With the new e-sporting era comes a whole new fan base, with some fans playing very regularly and following all the news, and others who simply dip in and out. This brings with it a whole new set of challenges around marketing and games development, as different types of fans will have different interests and experiences.
Whether it’s a real sport or not is still a hot topic, and many people consider it a negative influence - but one thing we can be certain of is that e-sports is here to stay. Various educational centres around the world are beginning to develop degrees and study programmes in e-sports, just as they have always done for traditional sports. Based on a student’s natural sporting ability, academic grades and team contributions, they are backed by a number of game analysts, coaches and talent scouts.
Staffordshire University here in the UK already offers a host of games development, computing and design courses, but it’s also leading the way in offering a BA (Hons) degree in e-sports. The course is now in its second year and focusses on the business side of e-sports, including how to develop teams and manage fan bases, organise event and host tournaments. It also goes into detail about game genres, digital marketing, streaming and much more. With the popularity of the course growing, no doubt more educational institutions will follow suit in the years to come.

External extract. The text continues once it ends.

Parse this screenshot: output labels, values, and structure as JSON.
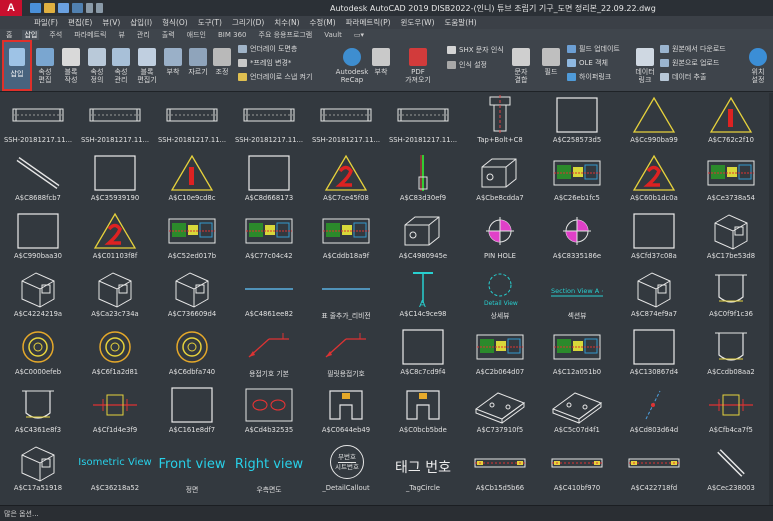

In terms of the games themselves, many companies are now working on creating a larger number of diverse games to appeal to a range of different preferences and age groups. As time goes on, e-sports will be less about niche or highly skilled gamers who can game for 2 days straight without a bathroom break. Instead it’s likely to become popular with younger children and with those who have little interest in gaming or sports at all, but who enjoy the fun, social opportunities and relaxation that e-sports brings.
Since the early 2000s, the UK has offered a number of tax relief incentives to help companies develop and grow through scientific and technological advancement. This means that companies in the gaming industry, and software developers, could stand to gain a serious financial boost. The R&D Tax Credits scheme came first, but when the Video Games Tax Relief (VGTR) was subsequently launched in 2014, it made a big difference to the way that many games companies claimed R&D tax relief.
It’s an extremely complex, time consuming area, and for many gaming companies compiling a tax relief claim is daunting. Identifying and separating out costs associated with each game necessitates thorough investigation and in-depth tax knowledge. There’s an awful lot of uncertainty and grey areas, and total accuracy is paramount.
As VGTR is less generous than R&D Tax Credits, it’s vital that companies consider which scheme (or combination of schemes) best matches their specific circumstances. Typically speaking, video game developers will most benefit from claims made under the R&D Tax Credits option (rather than VGTR), if the work completed is eligible. However there will be times when VGTR can still bring about substantial sums of money and it is possible to claim them both in certain circumstances. This is why it’s very strongly recommended you speak to R&D tax relief experts like ourselves before any claim is started.
Made up of a highly skilled and experienced team of accountants, specialists and R&D tax advisors, we will work with you in putting together an R&D Tax Credit and/or VGTR claim. Using our comprehensive knowledge, we’ll show you where you can claim, how much for, and what you need to do for the maximum chance of success.
Pick up the phone and call us now on 0207 118 6045 or use our contact form to get the ball rolling. Financially speaking, it could be the best decision you make this year.